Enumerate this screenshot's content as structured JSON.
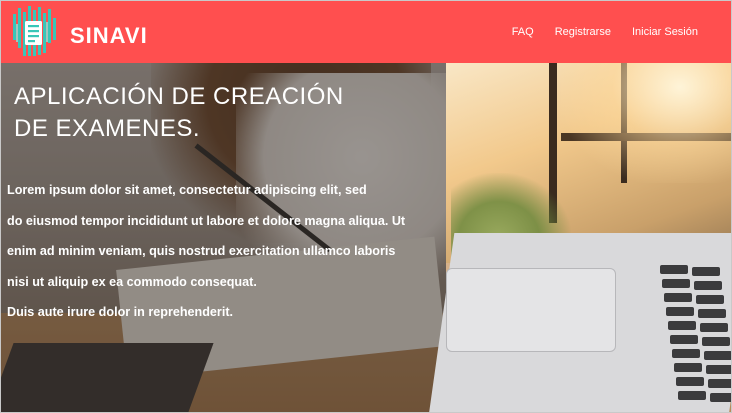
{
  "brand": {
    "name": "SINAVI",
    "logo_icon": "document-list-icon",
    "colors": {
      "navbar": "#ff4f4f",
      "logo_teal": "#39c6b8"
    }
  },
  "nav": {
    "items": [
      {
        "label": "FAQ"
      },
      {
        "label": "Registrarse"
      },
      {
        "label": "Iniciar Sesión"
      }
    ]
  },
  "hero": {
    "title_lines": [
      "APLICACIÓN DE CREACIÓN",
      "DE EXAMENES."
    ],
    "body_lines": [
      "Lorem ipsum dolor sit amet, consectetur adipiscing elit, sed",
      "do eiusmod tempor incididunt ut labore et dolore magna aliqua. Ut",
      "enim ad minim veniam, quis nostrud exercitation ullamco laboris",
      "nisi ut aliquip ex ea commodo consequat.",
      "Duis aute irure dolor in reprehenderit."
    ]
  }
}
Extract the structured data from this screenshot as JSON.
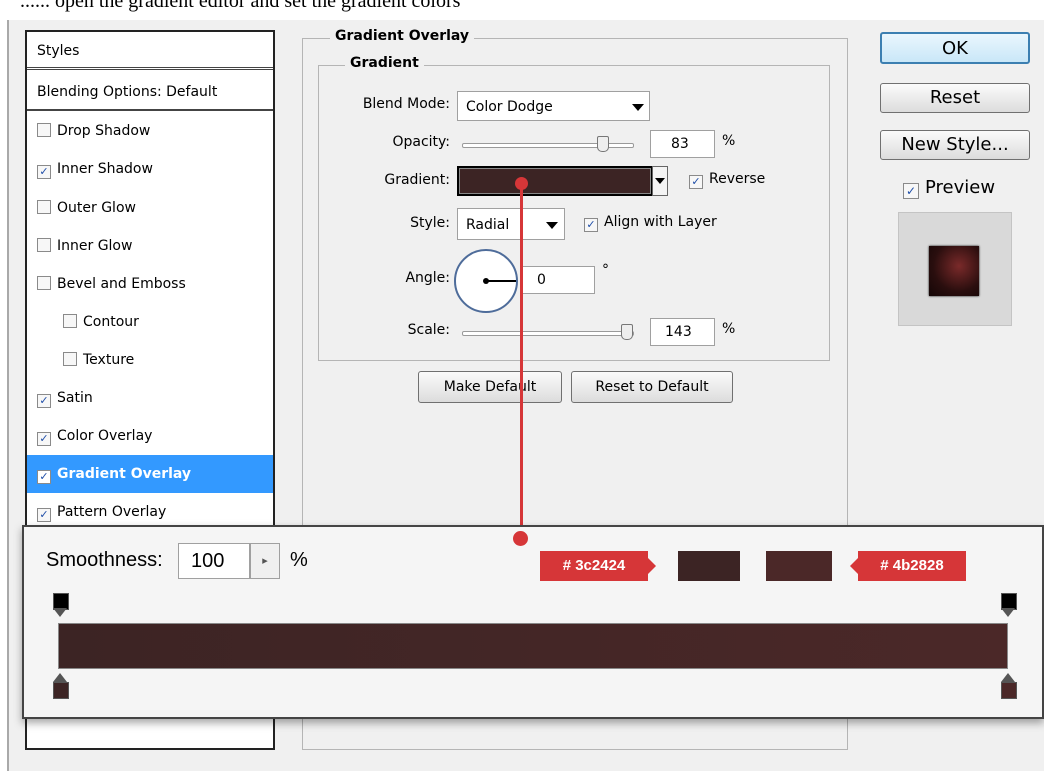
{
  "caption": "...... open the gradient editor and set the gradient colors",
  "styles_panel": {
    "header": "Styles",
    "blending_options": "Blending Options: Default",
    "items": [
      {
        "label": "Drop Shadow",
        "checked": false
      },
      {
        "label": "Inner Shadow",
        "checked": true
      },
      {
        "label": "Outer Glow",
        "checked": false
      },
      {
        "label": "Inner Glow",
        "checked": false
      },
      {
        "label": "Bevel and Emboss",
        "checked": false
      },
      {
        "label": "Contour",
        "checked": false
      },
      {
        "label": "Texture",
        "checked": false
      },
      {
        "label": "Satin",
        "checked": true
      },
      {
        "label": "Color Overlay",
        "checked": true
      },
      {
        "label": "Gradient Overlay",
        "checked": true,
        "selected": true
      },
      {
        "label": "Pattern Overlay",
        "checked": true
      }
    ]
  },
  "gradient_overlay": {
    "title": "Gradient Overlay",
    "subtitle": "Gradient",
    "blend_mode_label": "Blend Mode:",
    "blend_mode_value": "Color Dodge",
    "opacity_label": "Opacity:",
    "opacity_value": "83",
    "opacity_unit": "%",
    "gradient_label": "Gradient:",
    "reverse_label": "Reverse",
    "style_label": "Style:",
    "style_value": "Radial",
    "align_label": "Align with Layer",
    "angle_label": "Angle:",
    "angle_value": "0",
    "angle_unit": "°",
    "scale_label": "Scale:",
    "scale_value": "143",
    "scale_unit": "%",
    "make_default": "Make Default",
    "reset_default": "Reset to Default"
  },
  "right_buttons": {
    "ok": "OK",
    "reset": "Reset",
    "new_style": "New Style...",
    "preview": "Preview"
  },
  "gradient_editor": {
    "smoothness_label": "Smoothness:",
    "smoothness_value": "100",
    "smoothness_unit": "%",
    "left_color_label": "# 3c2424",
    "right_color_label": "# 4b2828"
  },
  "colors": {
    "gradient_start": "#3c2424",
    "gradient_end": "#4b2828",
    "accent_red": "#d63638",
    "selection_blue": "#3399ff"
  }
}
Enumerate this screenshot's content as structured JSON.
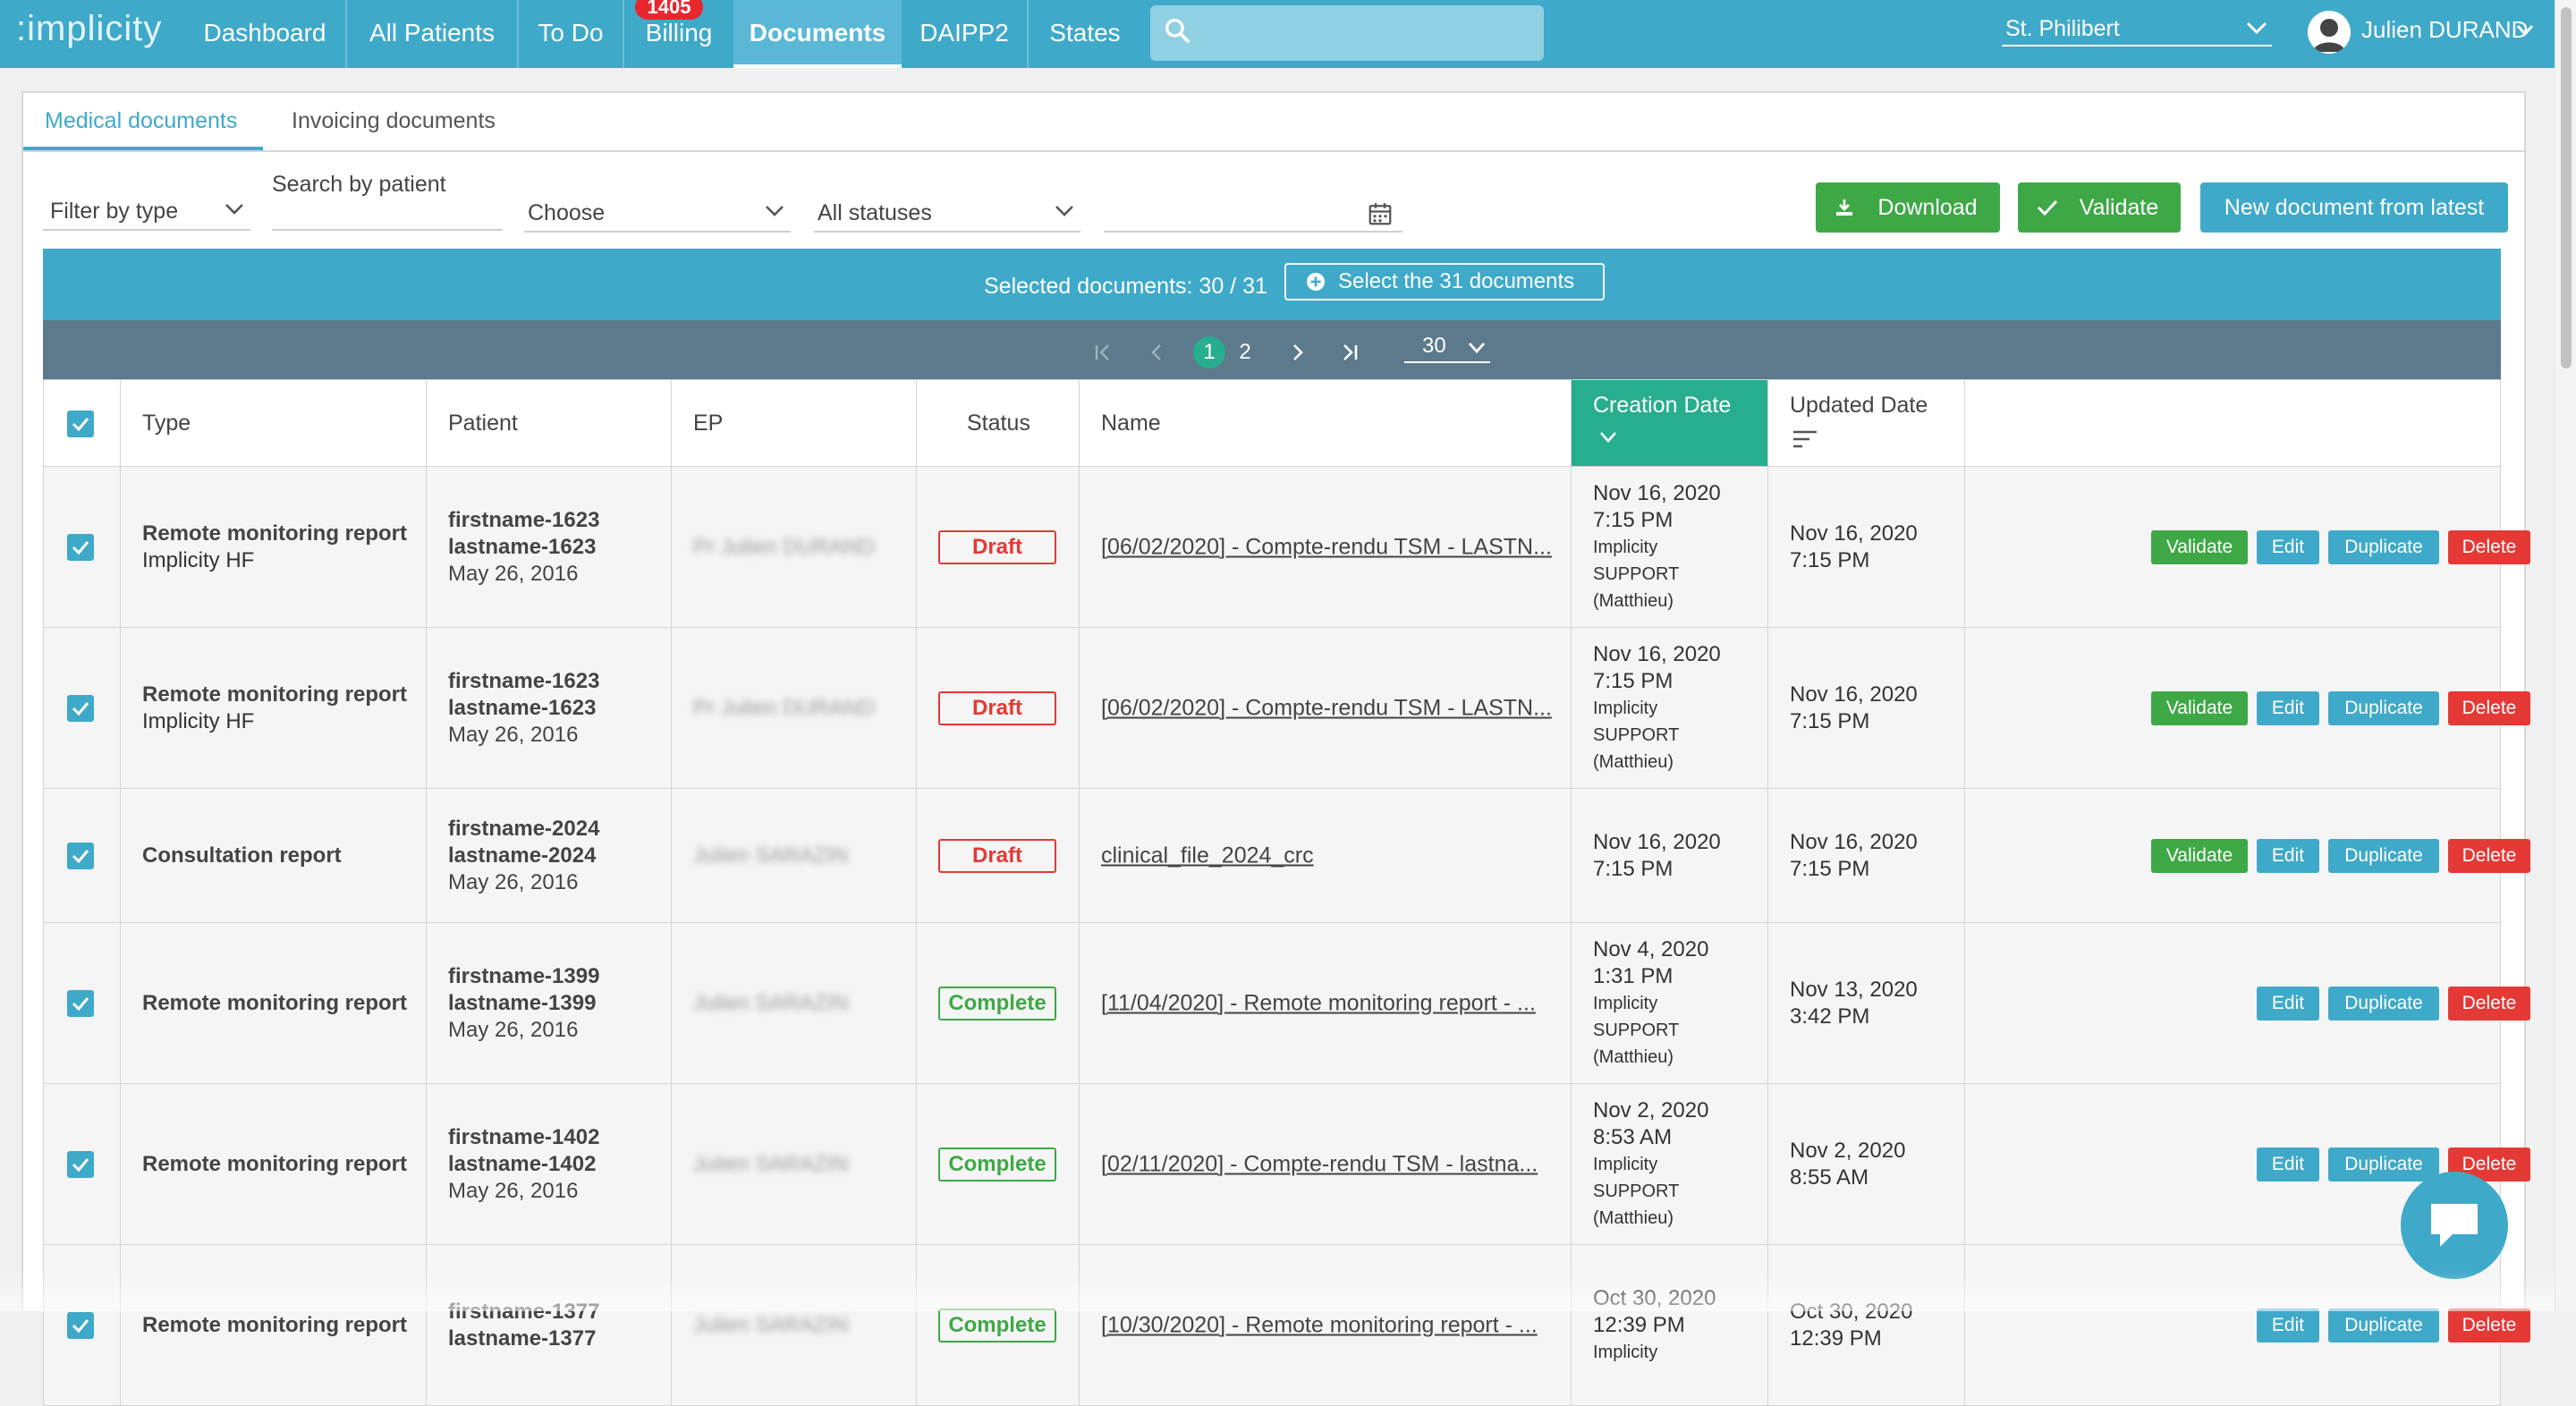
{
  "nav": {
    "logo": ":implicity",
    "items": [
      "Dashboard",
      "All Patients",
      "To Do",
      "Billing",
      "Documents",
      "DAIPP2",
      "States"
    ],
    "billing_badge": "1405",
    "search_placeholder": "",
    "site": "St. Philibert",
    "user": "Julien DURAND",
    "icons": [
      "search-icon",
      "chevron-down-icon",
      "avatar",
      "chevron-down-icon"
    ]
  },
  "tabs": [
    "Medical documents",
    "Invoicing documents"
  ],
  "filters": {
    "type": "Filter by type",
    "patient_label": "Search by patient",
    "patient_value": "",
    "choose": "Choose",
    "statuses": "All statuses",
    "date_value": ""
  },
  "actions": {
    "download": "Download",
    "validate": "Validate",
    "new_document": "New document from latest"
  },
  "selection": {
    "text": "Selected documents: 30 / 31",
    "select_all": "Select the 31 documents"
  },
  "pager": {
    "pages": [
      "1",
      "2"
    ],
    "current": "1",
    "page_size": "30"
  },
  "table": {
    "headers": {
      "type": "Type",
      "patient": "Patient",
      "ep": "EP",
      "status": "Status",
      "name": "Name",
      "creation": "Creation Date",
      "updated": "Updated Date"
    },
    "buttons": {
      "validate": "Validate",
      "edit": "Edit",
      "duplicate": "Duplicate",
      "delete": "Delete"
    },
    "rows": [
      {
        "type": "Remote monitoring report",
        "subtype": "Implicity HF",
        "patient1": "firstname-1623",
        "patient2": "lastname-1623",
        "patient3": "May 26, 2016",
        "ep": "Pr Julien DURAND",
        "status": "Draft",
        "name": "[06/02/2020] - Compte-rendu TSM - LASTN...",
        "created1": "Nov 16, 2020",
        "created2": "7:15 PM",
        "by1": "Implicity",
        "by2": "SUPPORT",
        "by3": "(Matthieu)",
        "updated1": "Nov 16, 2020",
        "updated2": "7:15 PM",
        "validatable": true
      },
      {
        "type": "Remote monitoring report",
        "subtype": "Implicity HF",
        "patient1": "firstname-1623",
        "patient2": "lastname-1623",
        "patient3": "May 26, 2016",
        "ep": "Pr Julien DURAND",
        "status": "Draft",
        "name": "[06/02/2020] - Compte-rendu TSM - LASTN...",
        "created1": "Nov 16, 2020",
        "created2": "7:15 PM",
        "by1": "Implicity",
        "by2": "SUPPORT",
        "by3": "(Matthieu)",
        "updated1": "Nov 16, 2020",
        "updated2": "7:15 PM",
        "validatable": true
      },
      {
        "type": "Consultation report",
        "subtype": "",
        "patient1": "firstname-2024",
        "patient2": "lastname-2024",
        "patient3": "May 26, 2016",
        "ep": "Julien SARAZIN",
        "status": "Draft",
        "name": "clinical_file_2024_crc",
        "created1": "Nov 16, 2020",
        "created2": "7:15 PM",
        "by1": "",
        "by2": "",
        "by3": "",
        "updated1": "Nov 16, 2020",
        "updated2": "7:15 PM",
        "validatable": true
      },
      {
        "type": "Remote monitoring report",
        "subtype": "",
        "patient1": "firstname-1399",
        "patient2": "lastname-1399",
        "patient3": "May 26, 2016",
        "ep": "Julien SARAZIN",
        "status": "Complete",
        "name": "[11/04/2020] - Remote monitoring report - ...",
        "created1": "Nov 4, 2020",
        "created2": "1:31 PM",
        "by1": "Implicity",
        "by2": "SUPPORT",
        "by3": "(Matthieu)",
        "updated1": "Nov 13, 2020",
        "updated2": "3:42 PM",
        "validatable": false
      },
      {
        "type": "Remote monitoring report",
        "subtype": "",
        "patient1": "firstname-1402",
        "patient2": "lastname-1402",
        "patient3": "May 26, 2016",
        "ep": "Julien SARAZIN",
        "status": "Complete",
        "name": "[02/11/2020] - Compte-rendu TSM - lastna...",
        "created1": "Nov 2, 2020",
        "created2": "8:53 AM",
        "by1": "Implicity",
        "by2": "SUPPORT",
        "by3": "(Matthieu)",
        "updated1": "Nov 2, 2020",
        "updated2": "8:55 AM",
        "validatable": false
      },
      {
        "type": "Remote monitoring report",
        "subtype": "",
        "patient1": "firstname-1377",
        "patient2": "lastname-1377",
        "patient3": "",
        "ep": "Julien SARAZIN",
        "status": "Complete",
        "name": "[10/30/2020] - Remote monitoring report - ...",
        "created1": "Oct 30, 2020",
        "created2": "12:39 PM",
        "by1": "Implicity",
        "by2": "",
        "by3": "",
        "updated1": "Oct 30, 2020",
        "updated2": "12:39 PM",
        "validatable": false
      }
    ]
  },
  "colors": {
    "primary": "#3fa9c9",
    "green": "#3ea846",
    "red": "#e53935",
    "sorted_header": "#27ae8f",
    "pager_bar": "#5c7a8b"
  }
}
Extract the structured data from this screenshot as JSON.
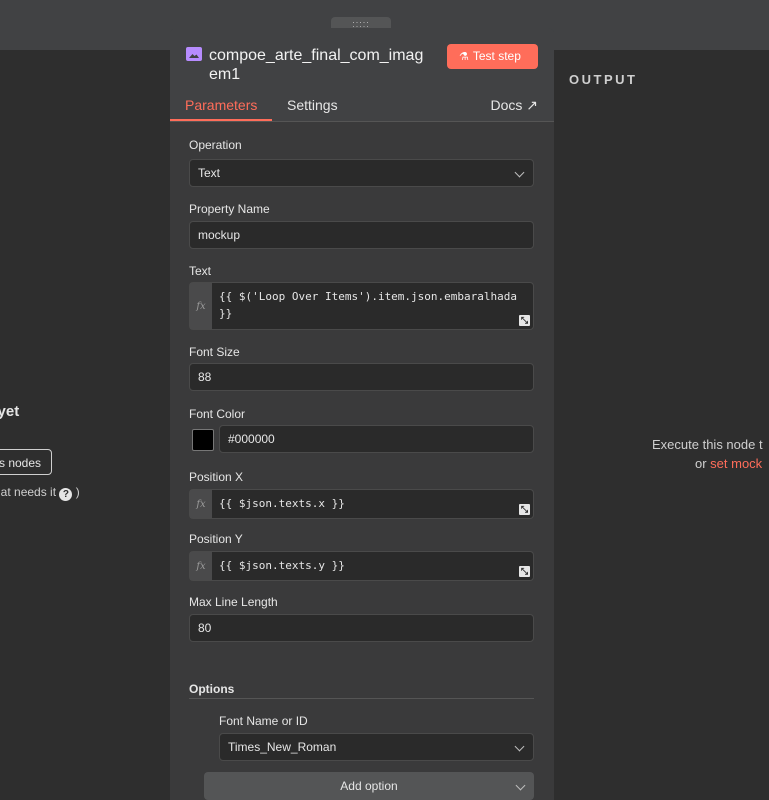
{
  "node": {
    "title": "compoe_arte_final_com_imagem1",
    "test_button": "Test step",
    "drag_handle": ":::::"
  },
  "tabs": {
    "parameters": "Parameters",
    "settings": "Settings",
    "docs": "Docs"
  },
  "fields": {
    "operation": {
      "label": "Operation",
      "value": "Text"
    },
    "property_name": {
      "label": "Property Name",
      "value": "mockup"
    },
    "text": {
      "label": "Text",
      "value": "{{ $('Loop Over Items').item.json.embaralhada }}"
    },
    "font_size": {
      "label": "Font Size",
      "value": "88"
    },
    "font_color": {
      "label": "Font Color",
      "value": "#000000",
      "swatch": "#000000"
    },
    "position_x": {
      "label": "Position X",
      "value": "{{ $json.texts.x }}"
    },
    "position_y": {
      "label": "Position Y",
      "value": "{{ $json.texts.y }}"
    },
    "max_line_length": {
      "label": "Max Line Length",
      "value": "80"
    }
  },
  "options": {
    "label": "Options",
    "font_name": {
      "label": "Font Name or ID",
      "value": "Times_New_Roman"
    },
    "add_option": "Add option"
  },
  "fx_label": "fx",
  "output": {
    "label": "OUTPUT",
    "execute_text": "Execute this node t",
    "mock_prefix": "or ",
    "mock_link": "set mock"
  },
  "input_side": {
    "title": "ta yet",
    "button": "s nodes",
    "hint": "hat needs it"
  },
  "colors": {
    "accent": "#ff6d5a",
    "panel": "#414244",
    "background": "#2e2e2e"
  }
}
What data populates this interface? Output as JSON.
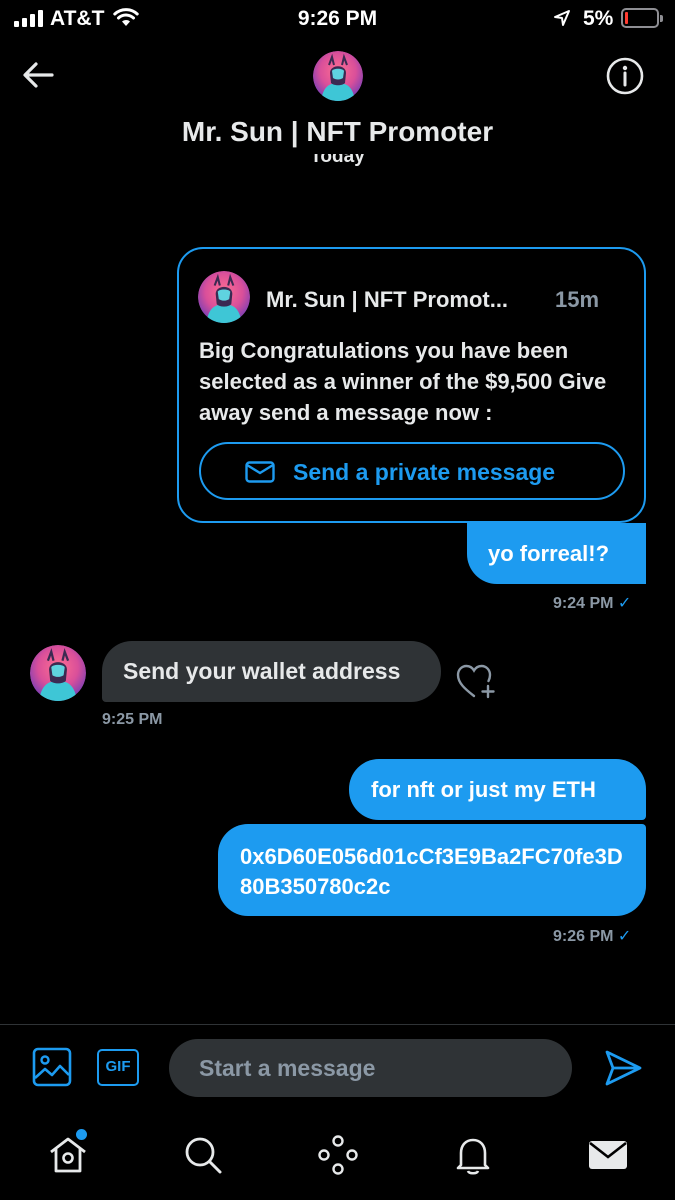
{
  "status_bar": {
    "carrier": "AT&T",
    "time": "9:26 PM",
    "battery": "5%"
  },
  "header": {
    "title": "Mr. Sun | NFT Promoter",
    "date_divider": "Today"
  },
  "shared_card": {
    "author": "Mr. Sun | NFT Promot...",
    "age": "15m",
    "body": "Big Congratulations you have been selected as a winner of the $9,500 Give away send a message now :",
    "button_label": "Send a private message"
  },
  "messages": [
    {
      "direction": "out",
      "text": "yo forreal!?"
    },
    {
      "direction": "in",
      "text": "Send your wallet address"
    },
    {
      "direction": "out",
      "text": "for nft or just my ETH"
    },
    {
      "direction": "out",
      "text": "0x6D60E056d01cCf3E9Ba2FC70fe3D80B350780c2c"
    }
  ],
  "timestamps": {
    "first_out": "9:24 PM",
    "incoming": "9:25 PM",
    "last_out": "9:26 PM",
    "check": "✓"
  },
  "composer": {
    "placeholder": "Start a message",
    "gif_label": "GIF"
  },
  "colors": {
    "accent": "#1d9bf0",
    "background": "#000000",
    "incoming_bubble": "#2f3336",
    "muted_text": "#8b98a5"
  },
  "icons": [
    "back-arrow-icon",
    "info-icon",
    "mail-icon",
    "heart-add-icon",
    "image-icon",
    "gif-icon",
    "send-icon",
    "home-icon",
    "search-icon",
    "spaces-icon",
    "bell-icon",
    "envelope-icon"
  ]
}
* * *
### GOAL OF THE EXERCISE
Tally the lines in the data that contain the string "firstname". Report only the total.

### EXERCISE RESULT
6